Wales said that she has always liked stopping at little libraries and has found many great books at them. Her little library has become a destination for many people who walk up North Street. Last year, it was also a destination for wasps. They built a nest there, so she had to temporarily close it. This year — her fourth with the little library — everything is fine, so far. She is using some internet tips to try to keep the wasps away — such as putting crumpled up newspaper inside and scenting the library with peppermint, which people like but wasps don’t.

Wales’ experience with wasps is a reminder that just like our homes, these cute little buildings don’t take care of themselves. They need periodic refinishing to stay weatherproof, they sometimes need repairs, and posts start to lean.

When I stopped by the little library of Cary Brown and John Odum on St. Paul Street, Brown was having lunch at their picnic table and reading one of my favorite authors — Louise Penny. I knew that I was hoping for a lot, but in stops at 14 little libraries in and near Montpelier, I didn’t find a single Louise Penny novel. Brown said that when she finished the book, it would go into her little library. Don’t bother going to look for it: I’ll be checking regularly and it will be gone before you read this.

Brown’s little library was an indoor cabinet that was built by a neighbor’s father. When the neighbor moved, she gave it to Brown and Odum. They painted it, added a roof, and put it on a post. Brown said that the little library is a “nice way for neighbors to interact and share their love of books with each other.”

Joe Yoder with his little library on North Franklin in Montpelier. Photos by Tom McKone.

For families with little kids, the little library of Laura Schlivek and Joe Yoder on North Franklin Street is a one-stop wonder. Not only do they have a one-of-a-kind library that Joe designed and built, they have a large African spurred tortoise and Joe’s Beach. Joe’s Beach is a sandy patch left after a heavy rain years ago; Joe added some action figures and kids coming by to play added more. The library has a stone stoop, a hook for dog leashes (so browsers have two hands to look at books), and a coffee cup shelf. Schlivek said that she sometimes swaps books with other little libraries — cross pollination she calls it — and Yoder said they usually have some books in Spanish. 

On Colonial Drive, Don Chandler, Alison Lamagna, and their daughters, Violet and Maya, have an adorable little library on which the girls and their mom painted Vermont’s seasons — one on each side.
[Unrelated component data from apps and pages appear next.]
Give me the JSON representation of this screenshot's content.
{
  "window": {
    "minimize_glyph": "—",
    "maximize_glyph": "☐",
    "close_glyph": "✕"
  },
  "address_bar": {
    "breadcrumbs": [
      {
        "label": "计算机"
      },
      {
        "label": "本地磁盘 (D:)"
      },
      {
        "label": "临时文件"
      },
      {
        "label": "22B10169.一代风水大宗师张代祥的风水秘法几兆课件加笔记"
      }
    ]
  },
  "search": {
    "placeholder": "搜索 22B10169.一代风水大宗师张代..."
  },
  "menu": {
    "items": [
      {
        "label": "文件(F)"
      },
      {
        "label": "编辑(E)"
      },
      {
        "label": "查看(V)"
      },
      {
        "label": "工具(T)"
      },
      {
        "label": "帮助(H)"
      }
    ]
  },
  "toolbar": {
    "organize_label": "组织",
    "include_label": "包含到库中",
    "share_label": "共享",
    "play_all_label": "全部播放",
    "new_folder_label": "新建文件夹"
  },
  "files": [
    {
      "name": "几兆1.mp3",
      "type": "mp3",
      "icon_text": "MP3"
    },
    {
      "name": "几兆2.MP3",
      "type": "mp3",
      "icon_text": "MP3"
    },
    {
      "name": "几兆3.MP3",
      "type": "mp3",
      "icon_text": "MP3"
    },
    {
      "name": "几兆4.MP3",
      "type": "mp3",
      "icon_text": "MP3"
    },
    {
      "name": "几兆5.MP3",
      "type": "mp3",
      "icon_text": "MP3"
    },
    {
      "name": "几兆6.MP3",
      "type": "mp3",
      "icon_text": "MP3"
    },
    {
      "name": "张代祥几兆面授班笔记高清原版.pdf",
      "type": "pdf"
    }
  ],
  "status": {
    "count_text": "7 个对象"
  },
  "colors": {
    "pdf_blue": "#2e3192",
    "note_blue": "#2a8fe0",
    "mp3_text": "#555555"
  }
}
Lamagna said that back in 2018, Rosie’s Girls, a project of Vermont Works for Women, built and donated dozens of little libraries, and theirs is one of them. The family puts both books and dog treats in the library, and their neighbors refill it with the same. Lamagna said that little libraries make people feel like they belong to the community.  “I think they’re awesome and every neighborhood should have one.”

Saving one of the very best for last, we head over to the corner of Guernsey Avenue and Tremont Street. Several years ago, for her 70th birthday, artist Delia Robinson’s daughter gave her a custom-built little library made by Plainfield carpenter David Scheckman. Scheckman delivered the library to Robinson’s house and brought it inside. After Robinson painted beautiful scenes on the library, he came back to install it. It is an attraction that draws people from the neighborhood and beyond.

While the personality of little libraries shows their differences, books and community are what unite them. “What we love most about it,” said Paul Markowitz, “is building a sense of community.” It was a message I heard over and over.